Instagram is Chock Full of Inspiration for Foodies

If you’re a foodie or a home cook, Instagram will be one of your go-to inspirations. This social media platform is image-heavy and well-known for having a lot of food and beverage-related content. 

A few incredible Instagram accounts you can check out are:

YouTube is Wonderful for Food Vlogs

Since food photography overlaps heavily with filmmaking and video editing, check out YouTube food channels. You’ll have plenty of food vloggers and home chefs to keep you inspired for a long time. 

My personal favorite channels to follow are:

  • Mark Wiens, a well-known global food vlogger
  • Binging With Babish, a home chef who recreates famous fictional recipes
  • TabiEats, Japanese food vloggers who specialize in smaller businesses

Food Magazines Will Provide Professional Inspiration

Last but not least, no beginning food photographer should be without a few food magazines. If you’re thinking of pursuing this field as a career, these magazines provide much-needed crossover inspiration.

You’ll not only learn how food photography is portrayed in publications, but you’ll also get access to advertisements that frequently appear on billboards or online ads. 

two stacked cheeseburgers on a table next to french fries

Conclusion: Food Photography is a Fascinating Niche Just Waiting For Your Unique Touch 

Food photography is an ongoing evolution of culture, technology, and a hearty appetite. While you may be a beginner now, you can develop a unique touch to contribute to the field.

Becoming a food photographer involves understanding the function of the niche – inspiring specific moods or actions from the viewer. This field originated from classical art such as still lives or illustrated food magazines. Nowadays technology has made it easier for anyone to pick up a camera and start snapping shots. 

While choosing a food photography subniche isn’t required, it gives you the ability to specialize and grow more effectively as an artist. This specialist knowledge gives you access to more subtle details such as cultural or aesthetic know-how that might be difficult for a generalist photographer. 

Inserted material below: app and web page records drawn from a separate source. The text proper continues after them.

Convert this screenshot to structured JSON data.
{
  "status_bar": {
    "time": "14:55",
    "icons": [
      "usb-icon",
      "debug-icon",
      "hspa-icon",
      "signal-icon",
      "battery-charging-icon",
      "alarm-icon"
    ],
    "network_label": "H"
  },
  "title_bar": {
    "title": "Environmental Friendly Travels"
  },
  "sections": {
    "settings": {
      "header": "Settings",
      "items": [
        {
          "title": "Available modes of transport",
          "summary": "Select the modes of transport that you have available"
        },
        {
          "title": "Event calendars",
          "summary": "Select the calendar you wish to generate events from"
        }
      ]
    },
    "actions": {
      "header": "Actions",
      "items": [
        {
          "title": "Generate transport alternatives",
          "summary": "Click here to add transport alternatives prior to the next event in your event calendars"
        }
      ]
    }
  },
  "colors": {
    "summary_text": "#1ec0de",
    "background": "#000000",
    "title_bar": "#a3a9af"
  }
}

As you think of what to have for your next meal today, you’re already demonstrating first-hand knowledge on what drives the average food photography viewer.

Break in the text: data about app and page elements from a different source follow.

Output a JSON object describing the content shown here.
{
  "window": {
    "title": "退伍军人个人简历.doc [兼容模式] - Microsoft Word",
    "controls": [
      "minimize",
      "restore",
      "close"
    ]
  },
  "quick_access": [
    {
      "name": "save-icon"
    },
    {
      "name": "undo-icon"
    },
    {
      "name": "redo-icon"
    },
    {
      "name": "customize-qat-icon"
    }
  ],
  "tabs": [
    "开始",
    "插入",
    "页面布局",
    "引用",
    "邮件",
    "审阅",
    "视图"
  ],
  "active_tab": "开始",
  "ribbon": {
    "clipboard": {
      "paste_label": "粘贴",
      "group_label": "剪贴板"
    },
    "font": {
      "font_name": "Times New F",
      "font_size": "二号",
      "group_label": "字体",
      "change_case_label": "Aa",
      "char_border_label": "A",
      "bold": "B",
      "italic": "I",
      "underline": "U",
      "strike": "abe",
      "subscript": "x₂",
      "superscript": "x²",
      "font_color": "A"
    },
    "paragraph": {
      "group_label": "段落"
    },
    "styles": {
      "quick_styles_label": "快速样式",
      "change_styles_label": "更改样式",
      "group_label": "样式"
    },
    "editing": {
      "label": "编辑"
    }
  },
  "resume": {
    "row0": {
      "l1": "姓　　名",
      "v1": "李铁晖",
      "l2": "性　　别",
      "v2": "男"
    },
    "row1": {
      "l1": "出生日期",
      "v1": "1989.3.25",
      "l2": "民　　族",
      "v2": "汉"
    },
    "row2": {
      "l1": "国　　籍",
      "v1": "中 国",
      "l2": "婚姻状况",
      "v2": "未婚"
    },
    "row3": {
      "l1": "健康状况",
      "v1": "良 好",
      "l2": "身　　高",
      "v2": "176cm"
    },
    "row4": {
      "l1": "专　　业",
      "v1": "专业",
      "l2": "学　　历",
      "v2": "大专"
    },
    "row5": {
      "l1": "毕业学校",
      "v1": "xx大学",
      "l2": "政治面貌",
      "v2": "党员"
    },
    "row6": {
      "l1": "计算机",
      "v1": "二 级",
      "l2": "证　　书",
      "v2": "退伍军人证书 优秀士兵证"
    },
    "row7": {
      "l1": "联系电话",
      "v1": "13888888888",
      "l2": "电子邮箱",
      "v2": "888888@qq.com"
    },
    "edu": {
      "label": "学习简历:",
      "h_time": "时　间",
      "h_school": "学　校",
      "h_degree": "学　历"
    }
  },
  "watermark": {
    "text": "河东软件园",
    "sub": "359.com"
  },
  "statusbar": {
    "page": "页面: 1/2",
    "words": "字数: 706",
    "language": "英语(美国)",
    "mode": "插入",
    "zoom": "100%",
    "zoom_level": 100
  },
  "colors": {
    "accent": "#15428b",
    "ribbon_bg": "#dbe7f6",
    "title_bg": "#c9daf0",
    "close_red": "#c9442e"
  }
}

Want to learn more tips and tricks to improve your photography? Check out the posts below: